**Entries from a dataset of interfaces**

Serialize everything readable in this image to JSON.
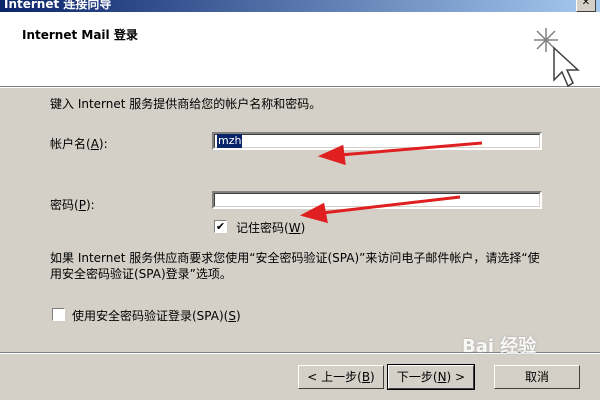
{
  "window": {
    "title": "Internet 连接向导",
    "close_glyph": "✕"
  },
  "header": {
    "title": "Internet Mail 登录",
    "icon": "wizard-sparkle-cursor-icon"
  },
  "instruction": "键入 Internet 服务提供商给您的帐户名称和密码。",
  "account": {
    "label_pre": "帐户名(",
    "label_key": "A",
    "label_post": "):",
    "value": "mzh"
  },
  "password": {
    "label_pre": "密码(",
    "label_key": "P",
    "label_post": "):",
    "value": ""
  },
  "remember": {
    "checked": true,
    "label_pre": "记住密码(",
    "label_key": "W",
    "label_post": ")"
  },
  "note": "如果 Internet 服务供应商要求您使用“安全密码验证(SPA)”来访问电子邮件帐户，请选择“使用安全密码验证(SPA)登录”选项。",
  "spa": {
    "checked": false,
    "label_pre": "使用安全密码验证登录(SPA)(",
    "label_key": "S",
    "label_post": ")"
  },
  "buttons": {
    "back": {
      "pre": "< 上一步(",
      "key": "B",
      "post": ")"
    },
    "next": {
      "pre": "下一步(",
      "key": "N",
      "post": ") >"
    },
    "cancel": "取消"
  },
  "watermark": "Bai 经验",
  "colors": {
    "arrow": "#e02020",
    "selection": "#0a246a",
    "dialog": "#d4d0c8"
  }
}
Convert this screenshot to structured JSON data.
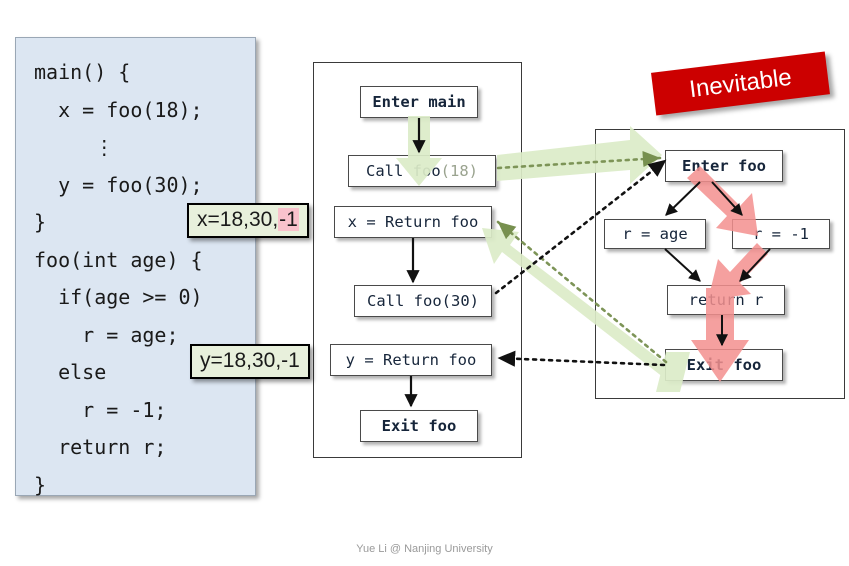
{
  "code_panel": {
    "lines": [
      "main() {",
      "  x = foo(18);",
      "     ⋮",
      "  y = foo(30);",
      "}",
      "foo(int age) {",
      "  if(age >= 0)",
      "    r = age;",
      "  else",
      "    r = -1;",
      "  return r;",
      "}"
    ],
    "text": "main() {\n  x = foo(18);\n     ⋮\n  y = foo(30);\n}\nfoo(int age) {\n  if(age >= 0)\n    r = age;\n  else\n    r = -1;\n  return r;\n}",
    "bg_color": "#dce6f2"
  },
  "callouts": {
    "x": {
      "prefix": "x=18,30,",
      "highlight": "-1",
      "full": "x=18,30,-1",
      "bg": "#e8f0dc",
      "highlight_bg": "#f9c2cc"
    },
    "y": {
      "full": "y=18,30,-1",
      "bg": "#e8f0dc"
    }
  },
  "banner": {
    "label": "Inevitable",
    "bg": "#cc0000",
    "text_color": "#ffffff"
  },
  "main_flow": {
    "nodes": [
      {
        "id": "enter-main",
        "label": "Enter main",
        "bold": true
      },
      {
        "id": "call-foo-18",
        "label": "Call foo",
        "suffix": "(18)",
        "bold": false
      },
      {
        "id": "x-return-foo",
        "label": "x = Return foo",
        "bold": false
      },
      {
        "id": "call-foo-30",
        "label": "Call foo(30)",
        "bold": false
      },
      {
        "id": "y-return-foo",
        "label": "y = Return foo",
        "bold": false
      },
      {
        "id": "exit-main",
        "label": "Exit foo",
        "bold": true
      }
    ]
  },
  "foo_flow": {
    "nodes": [
      {
        "id": "enter-foo",
        "label": "Enter foo",
        "bold": true
      },
      {
        "id": "r-age",
        "label": "r = age",
        "bold": false
      },
      {
        "id": "r-neg1",
        "label": "r = -1",
        "bold": false
      },
      {
        "id": "return-r",
        "label": "return r",
        "bold": false
      },
      {
        "id": "exit-foo",
        "label": "Exit foo",
        "bold": true
      }
    ]
  },
  "highlight_colors": {
    "green_arrow": "#dcecc8",
    "green_arrow_stroke": "#8aa06a",
    "red_arrow": "#f4908f",
    "red_arrow_stroke": "#e87a79"
  },
  "footer": {
    "credit": "Yue Li @ Nanjing University"
  }
}
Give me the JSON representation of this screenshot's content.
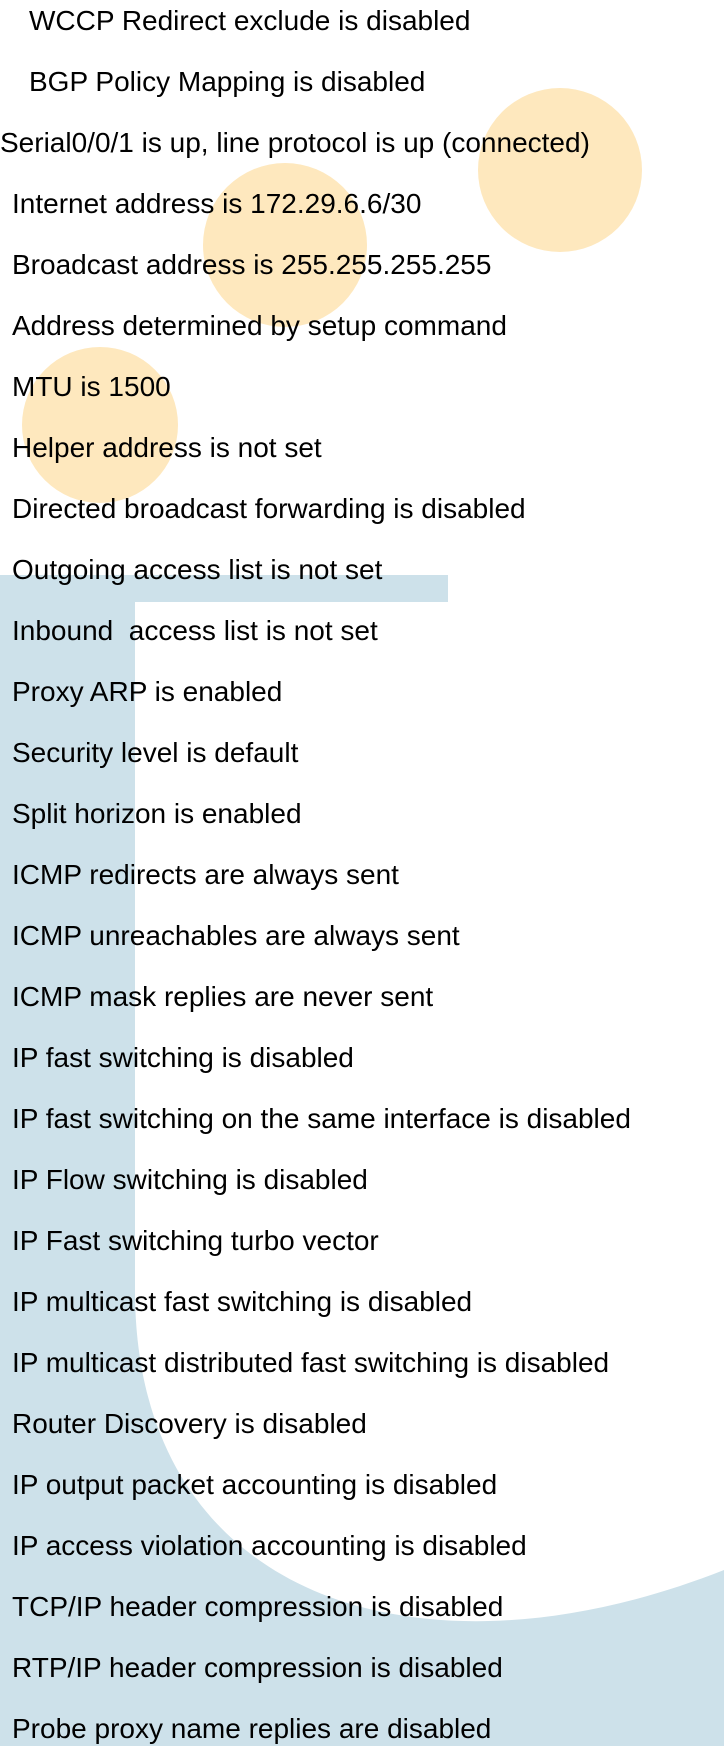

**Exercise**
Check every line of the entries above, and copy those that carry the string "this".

**Written response**
Serialize everything readable in this image to JSON.
Convert this screenshot to structured JSON data.
Give me the JSON representation of this screenshot's content.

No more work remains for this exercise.